Breaking Eggs And Making Omelettes

Topics On Multimedia Technology and Reverse Engineering


Archives:

Space Adventure CD-ROM

September 30th, 2011 by Multimedia Mike

I acquired a CD-ROM entitled Space Adventure by Knowledge Adventure (I like these people; they make decent, entertaining educational games). The physical media displays a copyright date of 1993, very early in the multimedia era.



This 1993 CD-ROM makes proud use of multimedia files. What kind? There’s a movies/ directory with 17 .mov files. It would be way too simple if these were QuickTime files, though. These represent a custom format, and video-only since a separate sounds/ directory contains .snd files with filenames corresponding to the .mov files. The .snd files are actually Creative Voice (a.k.a. VOC) files. As for this MOV format, wiki page and samples.



I was also surprised to find the binary ultrasnd.exe file among the drivers on the disc. The Gravis UltraSound was released in 1992. The sound setup utility does not have an option for the GUS, however. No matter since DOSBox has great SB/Pro/16 emulation.

I’m also a bit puzzled about why the DOSBox screenshots are 720 x 480 (posted here are various cropping and resizings).

Posted in Game Hacking | 6 Comments »

6 Responses

  1. Jim Leonard Says:

    The screenshots are 720×480 because the game used a VGA tweakmode, 360×480, which was the highest resolution you could get out of a stock VGA card in 256 colors.

  2. Multimedia Mike Says:

    Ah, what I used to know as Mode X. Thanks. I thought about that but couldn’t remember the details, and it seemed unlikely that an educational game would make use of it (I usually associated it with 1337 games and demos).

    Should anyone attempt to reverse engineer the video format, this should serve as useful intelligence.
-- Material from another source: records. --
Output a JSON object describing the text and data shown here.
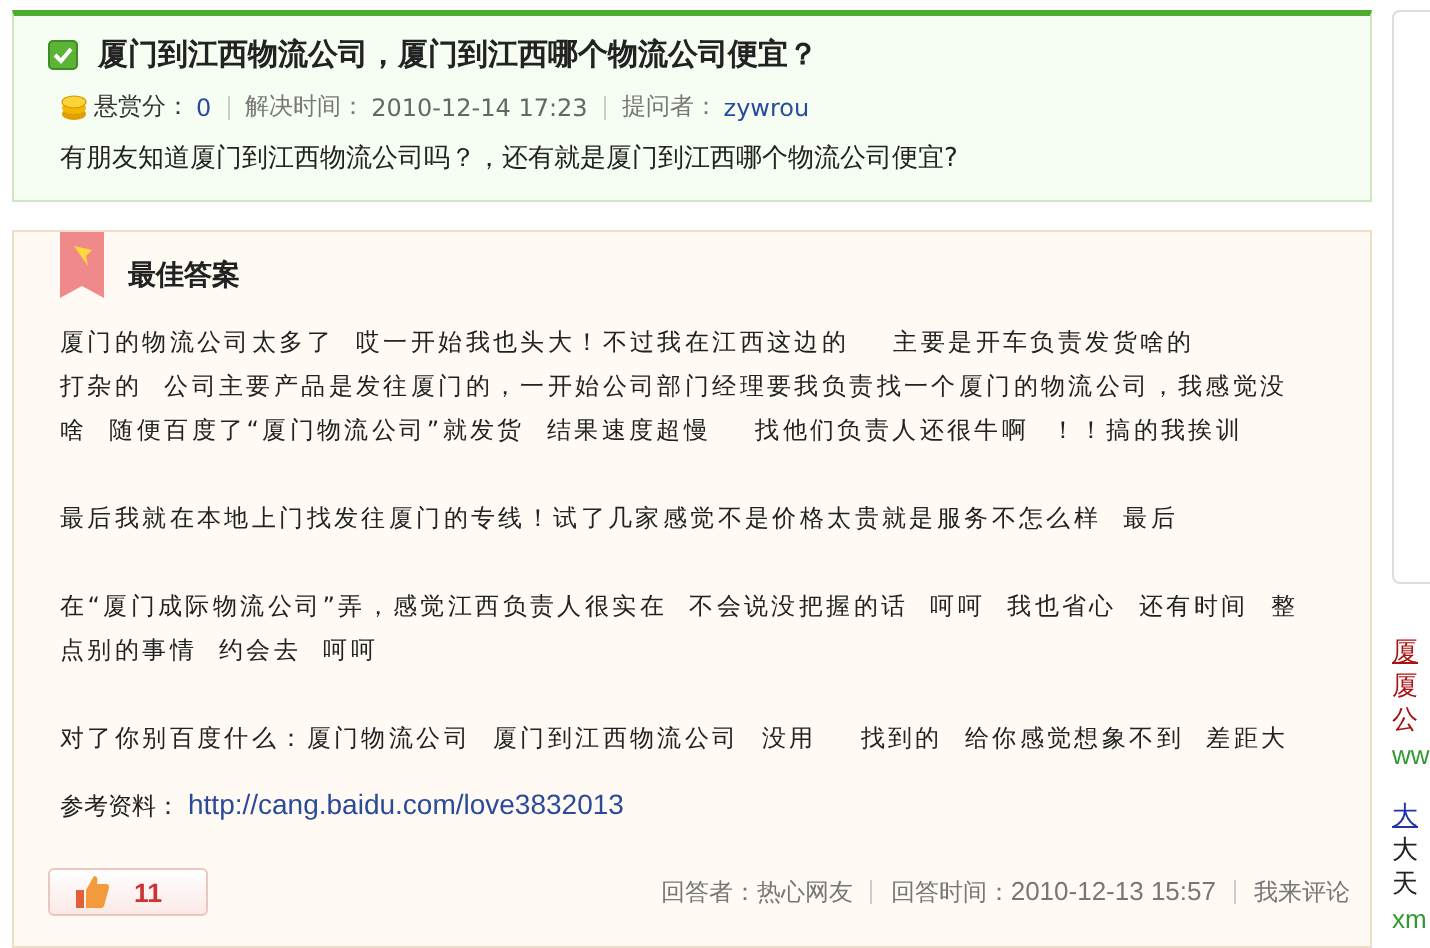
{
  "question": {
    "solved": true,
    "title": "厦门到江西物流公司，厦门到江西哪个物流公司便宜？",
    "meta": [
      {
        "label": "悬赏分：",
        "value": "0",
        "kind": "reward"
      },
      {
        "label": "解决时间：",
        "value": "2010-12-14 17:23",
        "kind": "plain"
      },
      {
        "label": "提问者：",
        "value": "zywrou",
        "kind": "user"
      }
    ],
    "body": "有朋友知道厦门到江西物流公司吗？，还有就是厦门到江西哪个物流公司便宜?"
  },
  "answer": {
    "heading": "最佳答案",
    "paragraphs": [
      [
        "厦门的物流公司太多了  哎一开始我也头大！不过我在江西这边的    主要是开车负责发货啥的",
        "打杂的  公司主要产品是发往厦门的，一开始公司部门经理要我负责找一个厦门的物流公司，我感觉没啥  随便百度了“厦门物流公司”就发货  结果速度超慢    找他们负责人还很牛啊  ！！搞的我挨训"
      ],
      [
        "最后我就在本地上门找发往厦门的专线！试了几家感觉不是价格太贵就是服务不怎么样  最后"
      ],
      [
        "在“厦门成际物流公司”弄，感觉江西负责人很实在  不会说没把握的话  呵呵  我也省心  还有时间  整点别的事情  约会去  呵呵"
      ],
      [
        "对了你别百度什么：厦门物流公司  厦门到江西物流公司  没用    找到的  给你感觉想象不到  差距大"
      ]
    ],
    "reference_label": "参考资料：",
    "reference_link": "http://cang.baidu.com/love3832013",
    "likes": "11",
    "meta": [
      {
        "label": "回答者：",
        "value": "热心网友"
      },
      {
        "label": "回答时间：",
        "value": "2010-12-13 15:57"
      }
    ],
    "comment_link": "我来评论"
  },
  "sidebar": {
    "ads": [
      {
        "title": "厦",
        "lines": [
          "厦",
          "公"
        ],
        "url": "ww"
      },
      {
        "title": "大",
        "lines": [
          "大",
          "天"
        ],
        "url": "xm"
      }
    ]
  }
}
  3. Jim Leonard Says:

    Mode-X “proper” was 320×240 with square pixels 3 video pages. 320×400 was a less-common variant, and 360×480 the least common, usually only seen in shareware games.

    It’s possible to do all sorts of crazy stuff in stock VGA, like 400×300, 320×600 (great for faked RGB tweakmodes), or my personal favorite, 640×400 (1 page, all RAM used). But those were not as friendly to monitors, so you ran the risk of cutting out some of your audience.

  4. Reimar Says:

    You know what is very suspicious about those mov files? They all seem to start out with bytes almost exclusively in the printable range but further down very few correspond to printable characters.
    Maybe the highest bit is used for indicating a compression using previous data…
    Wonder what the first 4 characters “KAMv” stand for.

  5. Luzifer42 Says:

    The initial repeating bytes may be some sort of dictionairy for a compressor. These repeating bytes end after the first 0xAB byte, which might be some sort of sync-point. After that sync-point, the bytes are more evenly distributed (compressed). However, 0x10, 0x20, 0x30, … are more common that the other values, the distribution looks like saw teeth. This may indicate a simple compression algorithm.

  6. Steve Says:

    My guess on what KAMv stands for is Knowledge Adventure MoVie.